Little Boy Lost

She just let him be a kid.

That’s what the good mothers do, especially those with little boys who need to run and get dirty and build things.

He needed to ride his bike or his skateboard, needed to build with his dad in their garage, and just needed to be a boy.

So she let him.

We buckle them into seat belts and strap on helmets, wrap sharp coffee table corners in bubble wrap, and use safety gates to prevent little guys from being hurt on too-steep staircases. We puree homemade baby food, vigilantly prevent choking hazards, and sneak into the silent darkness of the nursery at night to watch them simply breathe. We hold little hands as we carefully cross the street, practice calling 911, and use safety scissors.

That’s what the good mothers do, after all. We do everything in our power to keep them safe.

She just let him be a kid.

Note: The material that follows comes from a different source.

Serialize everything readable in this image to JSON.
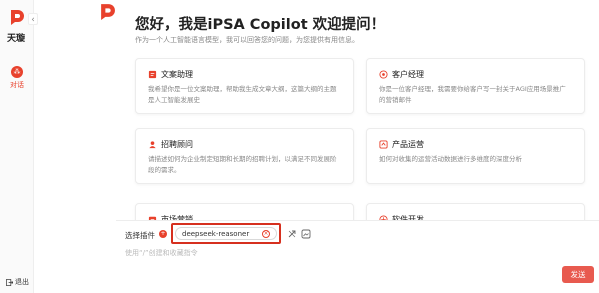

As I sat in my family room that night the news began to spread through our small town the way modern-day news travels…over Facebook. A comment about a horrible accident, a young boy injured, speculation about who the young boy was, exchanges between young and old trying to figure it all out, and finally the sad news that he did not survive the accident.

And then I saw the message that made my heart sink.

I knew who this boy was, knew his mother. We work together at the school and she is wonderful.

She always talked about her boys.

Now one was gone.

She just did what others mothers do every day: she just let him be a kid.

How do we do this every day, when there is no guarantee? No promise of a future, or of grandchildren on our laps, no cure for cancer, no special bubble wrap that can protect our children? We let them go each day, like small pieces of our hearts with goals and ambitions and a will all their own.

We pray and we wish and we cross our fingers that they will be OK. Throw a bit of faith or fairy dust into the wind as we shout, “Have a nice day!”

How do we do this?

I have wondered this many times over since that night in May…and since the warm evening in June when we all stood and cheered as his mother walked down the aisle amongst the 8th graders to accept her son’s diploma…and since the late afternoon in August on what would have been his 14th birthday, as I hugged his mom in the memorial garden the volunteers have created for her.

How do we do this?

I have become a bit more tolerant of the eye rolls, a bit more relaxed about the have-to-do things. A few more minutes to stay up, an extra hour to browse at the mall, another cookie, maybe a pat on the head as I walk by.

Because life reminded me that we truly don’t have unlimited time with our kids.

So I just continue to do what the good mothers do.

I just let them be kids.

 

 This post originally ran on Moonfrye